If Forever Evil feels like it’s stalling for time with the Crime Syndicate, then Justice League is doing even worse. I regret even reading this issue. It’s not bad, I suppose, but it’s almost completely unnecessary to understand anything else about Forever Evil. It’s basically just a few recapped super-villain origins.
Using Grid as the point man, we get the secret origins of Power Ring, Johnny Quick, Atomica and Deathstorm. On Earth 3, Hal Jordan is a whimpering, whining little punk, which is exactly what the Ring of Volthoom wants. Abin Sur crashes nearby and convinces Hal to take the ring, then praises his freedom before dying. Johnny Quick and Atomica were outlaws, like Bonnie and Clyde, until they’re both caught in a lightning storm during a standoff at STAR Labs. Deathstorm was a mad scientist trying to beat death, then got his powers when he unlocked the Firestorm Matrix and bonded with a corpse.
Comic Rating: 5/10 – Alright.
I just don’t care about the secret origins of the Crime Syndicate, and none of them are all that surprising or interesting. Every origin seems pretty standard. Power Ring’s origin also fails to properly explain the origins of the Ring of Volthoom and how it ties into Johns’ First Lantern. I suppose I’m mildly interested in that, but the origin cuts off before delving too deep. The rest of the origins are pretty basic and boring. Move along, folks. Nothing to see here.
Origin II #1
Writer: Kieron Gillen
Artist: Adam Kubert
I was a fan of the first Origin, for the most part. It started great, with the mother of all surprise twists, but then fell into mediocrity towards the end. Still, it was an important look into the early life of Wolverine, and is heads and tails above everything else Marvel has done with his origins since (Romulus? Please). So here we come to Origin II, with the same prestige, but a lot less fanfare.
In 1907, Logan is living as a wild man out in the Canadian wilderness. He’s been accepted into a pack of wolves. One day, he spots a polar bear lost in the woods, but decides to leave it be – bad move. The polar bear eventually finds the wolf den and kills Logan’s wolf family. He fights back, with both himself and the polar bear delivering mortal wounds, but Logan, of course, recovers from his injuries. All he has left is his grief – and the clue that the polar bear is tagged by ‘N. Essex’.
Comic Rating: 5/10 – Alright.
This was a fine, solid issue, but a little too light on plot for what I expected. It’s not often that Marvel gets to write about Wolverine’s early years, when he was a teenager or a young man. But the reason is because he apparently spent a lot of those years living as a wild man in the woods. And as poetic and beautifully drawn as that can be, it doesn’t make for much of a story. But I might be missing some of the symbolism or special importance. That’s entirely possible. But this issue just didn’t do anything for me, possibly because I’m not all that interested in Wolverine in the first place. Hopefully the story of wolves and bears in this issue will come to mean something deeper in the larger narrative, but for now, there’s not much to it.

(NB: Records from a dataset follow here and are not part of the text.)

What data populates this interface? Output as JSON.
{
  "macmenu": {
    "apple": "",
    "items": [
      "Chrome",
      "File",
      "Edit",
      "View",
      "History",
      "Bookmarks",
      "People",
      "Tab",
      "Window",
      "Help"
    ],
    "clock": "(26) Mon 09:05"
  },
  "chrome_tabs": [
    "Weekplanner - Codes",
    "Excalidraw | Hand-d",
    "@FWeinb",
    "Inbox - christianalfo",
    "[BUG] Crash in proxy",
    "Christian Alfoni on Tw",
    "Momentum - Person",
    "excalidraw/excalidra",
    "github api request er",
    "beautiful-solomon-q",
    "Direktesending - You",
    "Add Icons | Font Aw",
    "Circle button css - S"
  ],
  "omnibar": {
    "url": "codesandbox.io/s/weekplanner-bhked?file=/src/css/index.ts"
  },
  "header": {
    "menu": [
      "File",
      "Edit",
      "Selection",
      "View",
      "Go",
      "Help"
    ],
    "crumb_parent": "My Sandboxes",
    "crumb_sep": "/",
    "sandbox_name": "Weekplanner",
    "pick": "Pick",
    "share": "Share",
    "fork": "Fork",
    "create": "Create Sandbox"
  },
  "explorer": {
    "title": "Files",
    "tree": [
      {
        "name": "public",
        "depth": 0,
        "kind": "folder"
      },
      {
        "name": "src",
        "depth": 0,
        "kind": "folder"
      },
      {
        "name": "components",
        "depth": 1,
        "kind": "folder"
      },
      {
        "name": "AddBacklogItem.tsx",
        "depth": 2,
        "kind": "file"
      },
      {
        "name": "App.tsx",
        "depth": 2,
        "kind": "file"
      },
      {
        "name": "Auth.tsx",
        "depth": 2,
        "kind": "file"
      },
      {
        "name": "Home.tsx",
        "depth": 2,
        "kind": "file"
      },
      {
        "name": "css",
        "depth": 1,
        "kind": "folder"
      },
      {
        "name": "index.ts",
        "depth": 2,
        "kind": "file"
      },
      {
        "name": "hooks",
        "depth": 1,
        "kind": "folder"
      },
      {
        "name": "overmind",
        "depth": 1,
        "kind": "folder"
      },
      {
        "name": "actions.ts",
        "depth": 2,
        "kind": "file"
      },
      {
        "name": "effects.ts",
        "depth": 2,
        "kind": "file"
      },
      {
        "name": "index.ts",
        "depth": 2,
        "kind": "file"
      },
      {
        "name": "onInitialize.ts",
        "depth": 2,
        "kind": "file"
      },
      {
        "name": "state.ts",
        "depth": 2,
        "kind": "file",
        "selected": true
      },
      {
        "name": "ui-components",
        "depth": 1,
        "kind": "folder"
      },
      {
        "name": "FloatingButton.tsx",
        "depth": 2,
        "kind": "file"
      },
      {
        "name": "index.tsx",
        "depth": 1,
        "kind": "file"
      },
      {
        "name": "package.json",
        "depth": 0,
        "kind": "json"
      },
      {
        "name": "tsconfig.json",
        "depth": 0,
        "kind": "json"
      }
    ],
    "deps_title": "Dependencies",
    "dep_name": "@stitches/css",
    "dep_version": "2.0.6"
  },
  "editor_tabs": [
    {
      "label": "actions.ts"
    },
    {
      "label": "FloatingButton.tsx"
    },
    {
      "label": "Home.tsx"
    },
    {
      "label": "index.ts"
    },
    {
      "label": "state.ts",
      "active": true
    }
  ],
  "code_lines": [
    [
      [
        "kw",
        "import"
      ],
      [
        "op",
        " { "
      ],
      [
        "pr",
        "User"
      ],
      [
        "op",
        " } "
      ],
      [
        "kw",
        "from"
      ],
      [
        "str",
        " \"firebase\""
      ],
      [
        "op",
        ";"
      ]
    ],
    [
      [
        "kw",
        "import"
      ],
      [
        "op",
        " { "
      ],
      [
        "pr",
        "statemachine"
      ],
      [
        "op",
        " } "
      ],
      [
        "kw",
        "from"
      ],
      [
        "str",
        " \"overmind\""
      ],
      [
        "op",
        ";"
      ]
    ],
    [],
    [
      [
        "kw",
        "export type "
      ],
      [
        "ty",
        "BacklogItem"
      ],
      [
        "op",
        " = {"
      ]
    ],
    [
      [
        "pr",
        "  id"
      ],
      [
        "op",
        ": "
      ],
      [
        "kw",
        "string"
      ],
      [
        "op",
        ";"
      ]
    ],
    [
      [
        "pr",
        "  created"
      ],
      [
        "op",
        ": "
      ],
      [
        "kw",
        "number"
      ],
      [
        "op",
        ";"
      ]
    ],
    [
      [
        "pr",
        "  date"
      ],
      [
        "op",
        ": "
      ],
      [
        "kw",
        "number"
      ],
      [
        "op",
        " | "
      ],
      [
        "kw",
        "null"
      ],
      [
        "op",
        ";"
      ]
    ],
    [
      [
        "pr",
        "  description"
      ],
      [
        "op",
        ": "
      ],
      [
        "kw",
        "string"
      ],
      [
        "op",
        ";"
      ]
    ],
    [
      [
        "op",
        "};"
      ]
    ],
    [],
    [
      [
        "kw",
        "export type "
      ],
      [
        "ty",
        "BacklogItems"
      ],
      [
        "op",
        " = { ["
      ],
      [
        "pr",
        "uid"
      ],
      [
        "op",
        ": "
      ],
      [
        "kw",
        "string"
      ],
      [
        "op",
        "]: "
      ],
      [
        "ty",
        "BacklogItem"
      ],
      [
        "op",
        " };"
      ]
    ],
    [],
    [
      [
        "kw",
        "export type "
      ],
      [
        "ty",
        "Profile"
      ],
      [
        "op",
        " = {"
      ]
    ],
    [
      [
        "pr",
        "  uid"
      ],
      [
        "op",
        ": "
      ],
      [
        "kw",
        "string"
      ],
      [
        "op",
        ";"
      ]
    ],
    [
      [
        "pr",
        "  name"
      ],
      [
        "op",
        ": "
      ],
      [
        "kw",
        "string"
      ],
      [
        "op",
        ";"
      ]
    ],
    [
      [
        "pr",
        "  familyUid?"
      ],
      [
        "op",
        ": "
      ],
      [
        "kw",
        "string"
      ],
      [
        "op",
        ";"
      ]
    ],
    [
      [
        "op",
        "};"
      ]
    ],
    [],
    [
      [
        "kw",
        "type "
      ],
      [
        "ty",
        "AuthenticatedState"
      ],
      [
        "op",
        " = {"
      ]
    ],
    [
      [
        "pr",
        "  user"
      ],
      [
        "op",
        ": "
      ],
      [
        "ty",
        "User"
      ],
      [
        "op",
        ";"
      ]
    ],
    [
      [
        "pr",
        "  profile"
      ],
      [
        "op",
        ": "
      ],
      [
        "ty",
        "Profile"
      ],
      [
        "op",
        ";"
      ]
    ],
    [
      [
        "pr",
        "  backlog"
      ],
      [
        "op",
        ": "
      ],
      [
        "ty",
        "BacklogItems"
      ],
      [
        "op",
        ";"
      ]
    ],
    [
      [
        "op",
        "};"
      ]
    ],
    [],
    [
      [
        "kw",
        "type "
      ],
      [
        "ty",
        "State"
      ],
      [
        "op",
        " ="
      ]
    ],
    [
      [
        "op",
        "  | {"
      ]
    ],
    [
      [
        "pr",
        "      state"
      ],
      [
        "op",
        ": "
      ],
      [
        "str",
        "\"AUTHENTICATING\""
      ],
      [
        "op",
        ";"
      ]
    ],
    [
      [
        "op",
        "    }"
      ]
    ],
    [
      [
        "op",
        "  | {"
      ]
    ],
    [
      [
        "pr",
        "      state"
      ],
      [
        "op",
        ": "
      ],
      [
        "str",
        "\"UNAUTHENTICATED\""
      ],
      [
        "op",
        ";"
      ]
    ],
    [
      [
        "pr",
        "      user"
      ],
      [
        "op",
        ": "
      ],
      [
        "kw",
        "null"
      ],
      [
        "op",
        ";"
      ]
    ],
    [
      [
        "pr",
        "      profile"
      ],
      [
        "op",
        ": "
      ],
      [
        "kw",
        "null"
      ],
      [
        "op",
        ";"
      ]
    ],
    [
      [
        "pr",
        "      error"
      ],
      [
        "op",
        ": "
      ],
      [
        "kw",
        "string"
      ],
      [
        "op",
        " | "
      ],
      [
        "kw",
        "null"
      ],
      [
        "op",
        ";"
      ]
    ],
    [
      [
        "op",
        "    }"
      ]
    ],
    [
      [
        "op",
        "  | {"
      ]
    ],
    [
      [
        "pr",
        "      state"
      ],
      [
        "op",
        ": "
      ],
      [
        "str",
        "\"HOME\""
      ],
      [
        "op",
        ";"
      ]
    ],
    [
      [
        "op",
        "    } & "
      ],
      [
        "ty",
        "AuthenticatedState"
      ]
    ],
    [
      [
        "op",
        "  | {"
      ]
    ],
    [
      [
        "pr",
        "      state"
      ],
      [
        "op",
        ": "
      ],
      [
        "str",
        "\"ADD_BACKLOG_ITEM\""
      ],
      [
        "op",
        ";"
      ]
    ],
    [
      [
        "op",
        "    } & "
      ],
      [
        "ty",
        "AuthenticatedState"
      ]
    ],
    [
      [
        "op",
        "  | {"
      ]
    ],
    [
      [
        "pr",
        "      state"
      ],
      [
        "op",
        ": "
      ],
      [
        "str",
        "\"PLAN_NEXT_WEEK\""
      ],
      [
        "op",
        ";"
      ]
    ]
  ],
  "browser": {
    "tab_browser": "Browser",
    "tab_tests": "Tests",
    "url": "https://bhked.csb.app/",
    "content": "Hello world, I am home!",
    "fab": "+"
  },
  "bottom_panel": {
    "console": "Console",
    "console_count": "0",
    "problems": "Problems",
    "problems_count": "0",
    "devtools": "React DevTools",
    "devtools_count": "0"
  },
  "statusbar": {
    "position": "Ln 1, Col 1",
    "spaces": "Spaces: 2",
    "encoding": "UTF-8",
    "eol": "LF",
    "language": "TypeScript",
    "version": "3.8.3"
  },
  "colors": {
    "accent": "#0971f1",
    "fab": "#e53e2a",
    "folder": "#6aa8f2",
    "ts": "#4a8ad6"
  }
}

Also, adding Mr. Sinister to Wolverine’s early origin years does not interest me in the least.
The comics I review in my Hench-Sized reviews are just the usual comics I pick up from my local shop any given week, along with a few impulse buys I might try on a whim. So if there are any comics or series you’d like me to review each week, let me know in the comments!